Tasmania in the winter can be brutal, but considering the winters I have seen in the northeast US and the Shenandoah Valley in my lifetime, the cold was a tad inconvenient. But next time (if there is a next time), come in the summer. There’s just a lot more to enjoy when the weather is warm.
We landed in Hobart and picked up a rental car on Sunday 19 August, and headed into town. With the magnificent Mt. Wellington coming into view, we entered the central business district of Hobart, capital of Tasmania.
That evening, at a friend’s recommendation, we walked to Salamanca Place, and had dinner at the Ball and Chain.
Fr. Kerry had a steak. I had the grilled trout.
The following day, we hit the road to explore Port Arthur on the Tasman peninsula. From Wikipedia:
“Port Arthur is a small town and former convict settlement on the Tasman Peninsula, in Tasmania, Australia. Port Arthur is one of Australia’s most significant heritage areas and an open-air museum.
The site forms part of the Australian Convict Sites, a World Heritage property consisting of eleven remnant penal sites originally built within the British Empire during the 18th and 19th centuries on fertile Australian coastal strips. Collectively, these sites, including Port Arthur, now represent, “…the best surviving examples of large-scale convict transportation and the colonial expansion of European powers through the presence and labour of convicts.” It is located approximately 97 kilometres (60 mi) southeast of the state capital, Hobart. In 1996 it was the scene of the worst mass murder event in post-colonial Australian history.”
That last reference to Port Arthur in 1996 being the site of the worst mass murder event in post-colonial Australian history is what compelled the Australian government to pass gun laws that put an end to what we continue to live with in the US. My soapbox. If we can’t come up with common sense solutions to this scourge ourselves, we should at least seriously study and consider what other communities have done. Or we suffer the heartbreaking and horrifying consequences of inaction. The freedom we so cherish and uphold is not worth somebody else’s needless death. Most of those who end up dead have never owned or fired a gun.
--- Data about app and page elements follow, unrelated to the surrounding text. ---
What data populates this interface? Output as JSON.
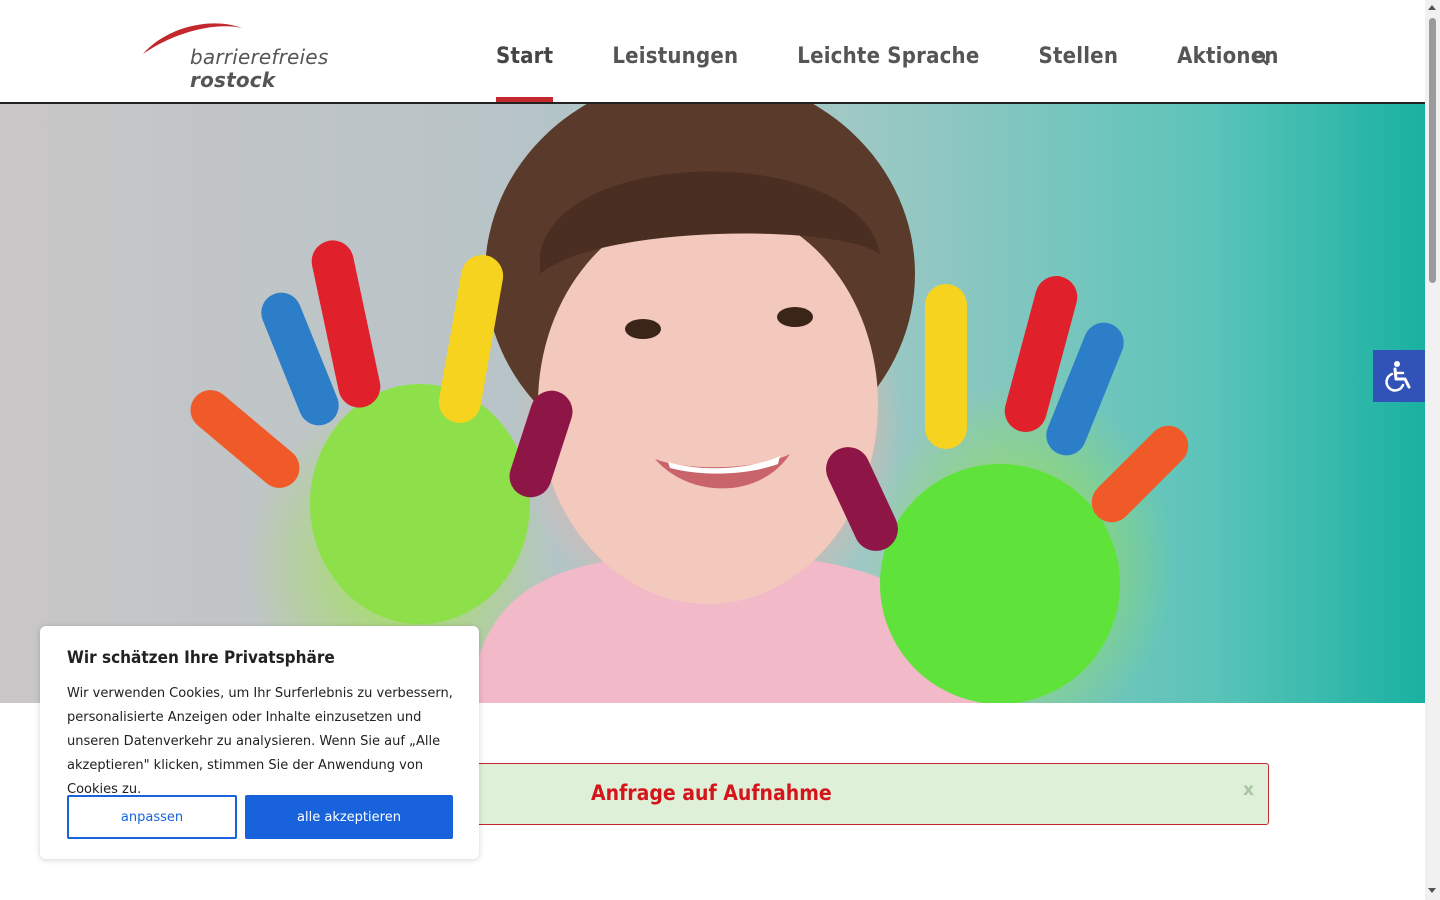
{
  "header": {
    "logo": {
      "line1": "barrierefreies",
      "line2": "rostock",
      "accent_color": "#c3282f"
    },
    "nav": [
      {
        "label": "Start",
        "active": true
      },
      {
        "label": "Leistungen",
        "active": false
      },
      {
        "label": "Leichte Sprache",
        "active": false
      },
      {
        "label": "Stellen",
        "active": false
      },
      {
        "label": "Aktionen",
        "active": false
      }
    ],
    "search_icon": "search-icon"
  },
  "hero": {
    "image": "child-with-painted-hands"
  },
  "accessibility": {
    "icon": "wheelchair-icon",
    "color": "#3153b8"
  },
  "notice": {
    "text": "Anfrage auf Aufnahme",
    "close_label": "x",
    "bg_color": "#dff0d8",
    "text_color": "#d5151c"
  },
  "cookie": {
    "title": "Wir schätzen Ihre Privatsphäre",
    "text": "Wir verwenden Cookies, um Ihr Surferlebnis zu verbessern, personalisierte Anzeigen oder Inhalte einzusetzen und unseren Datenverkehr zu analysieren. Wenn Sie auf „Alle akzeptieren\" klicken, stimmen Sie der Anwendung von Cookies zu.",
    "customize_label": "anpassen",
    "accept_label": "alle akzeptieren",
    "button_color": "#1863dc"
  }
}
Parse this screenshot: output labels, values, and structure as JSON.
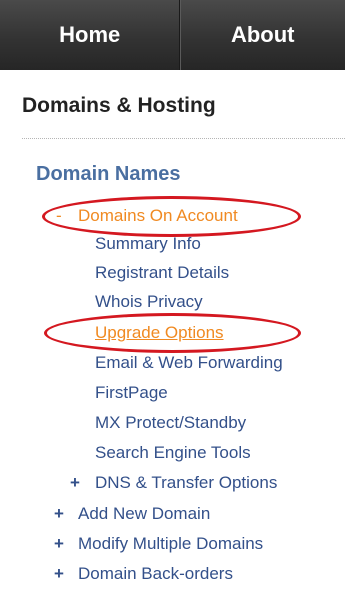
{
  "topnav": {
    "home_label": "Home",
    "about_label": "About"
  },
  "panel": {
    "section_title": "Domains & Hosting",
    "group_title": "Domain Names",
    "active_item": {
      "prefix": "-",
      "label": "Domains On Account",
      "color": "#f08a22"
    },
    "sub_items": [
      {
        "label": "Summary Info"
      },
      {
        "label": "Registrant Details"
      },
      {
        "label": "Whois Privacy"
      },
      {
        "label": "Upgrade Options",
        "highlighted": true
      },
      {
        "label": "Email & Web Forwarding"
      },
      {
        "label": "FirstPage"
      },
      {
        "label": "MX Protect/Standby"
      },
      {
        "label": "Search Engine Tools"
      }
    ],
    "dns_item": {
      "prefix": "+",
      "label": "DNS & Transfer Options"
    },
    "top_items": [
      {
        "prefix": "+",
        "label": "Add New Domain"
      },
      {
        "prefix": "+",
        "label": "Modify Multiple Domains"
      },
      {
        "prefix": "+",
        "label": "Domain Back-orders"
      }
    ],
    "link_color": "#33508a",
    "annotation_color": "#d41820"
  }
}
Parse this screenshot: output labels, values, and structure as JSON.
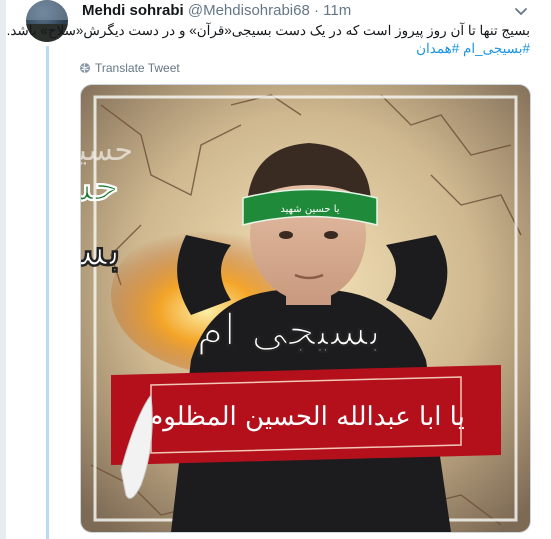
{
  "tweet": {
    "author_name": "Mehdi sohrabi",
    "handle": "@Mehdisohrabi68",
    "separator": "·",
    "time": "11m",
    "text_line1": "بسیج تنها تا آن روز پیروز است که در یک دست بسیجی«قرآن» و در دست دیگرش«سلاح» باشد.",
    "hashtags": "#بسیجی_ام #همدان",
    "translate_label": "Translate Tweet"
  },
  "image": {
    "calligraphy_top_small": "حسین",
    "calligraphy_top_large": "حسین",
    "calligraphy_mid": "بسیجی",
    "headband_text": "یا حسین شهید",
    "calligraphy_right": "بسیجی ام",
    "banner_text": "یا ابا عبدالله الحسین المظلوم"
  },
  "icons": {
    "avatar": "avatar",
    "chevron": "chevron-down-icon",
    "globe": "globe-icon"
  },
  "colors": {
    "link": "#1b95e0",
    "thread_line": "#b9dcf5",
    "secondary_text": "#657786",
    "banner_red": "#b3101c",
    "headband_green": "#1f8a3a"
  }
}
We took a walking tour and a boat ride on the harbor. And easily, what most caught my attention was the helplessness and hopelessness that the convicts (men and boys) suffered. A few were notorious and violent. But many were petty criminals back in England, tried and convicted for stealing food or shoes or clothing, or for evading authorities (for stealing food, etc.). And once exiled to Australia, there was no hope of returning. So many families never saw their loved ones again. It seemed rehabilitation was never the objective, just punishment. And if you served your time honorably, which was often a lifetime sentence, your chances of being released to become a productive member of society were slim to none. Some would reoffend just so they could return to the more stable environment of prison. And those who tried to escape were punished severely.
A few books have been written about life at Port Arthur … and the methods used to punish: beatings, withholding food, extreme isolation. They have ghost stories too. And their own Isle of the Dead, where some 1100 prisoners and a few guards and officials are buried. The island was closed for renovation when we were there. But we did see it briefly from the boat when we rode around in the harbor. And a boy’s prison that processed some 3000 boys in its time, among the youngest were children 9 years of age.
Well, after a depressing day … it was difficult to give a positive spin to the experience, we returned to the hotel and found a “hole in the wall” Italian restaurant–Da Angelo on Hampden Road. We didn’t book a table, so we got the last one up front where they took orders to go. And after we sat down, we saw them start sending people away … or asking them to wait an hour or more. We lucked out!
The day after, we headed to Richmond where the oldest Catholic church in Australia still stood … and a most interesting find.
Rolo B Castillo © 2018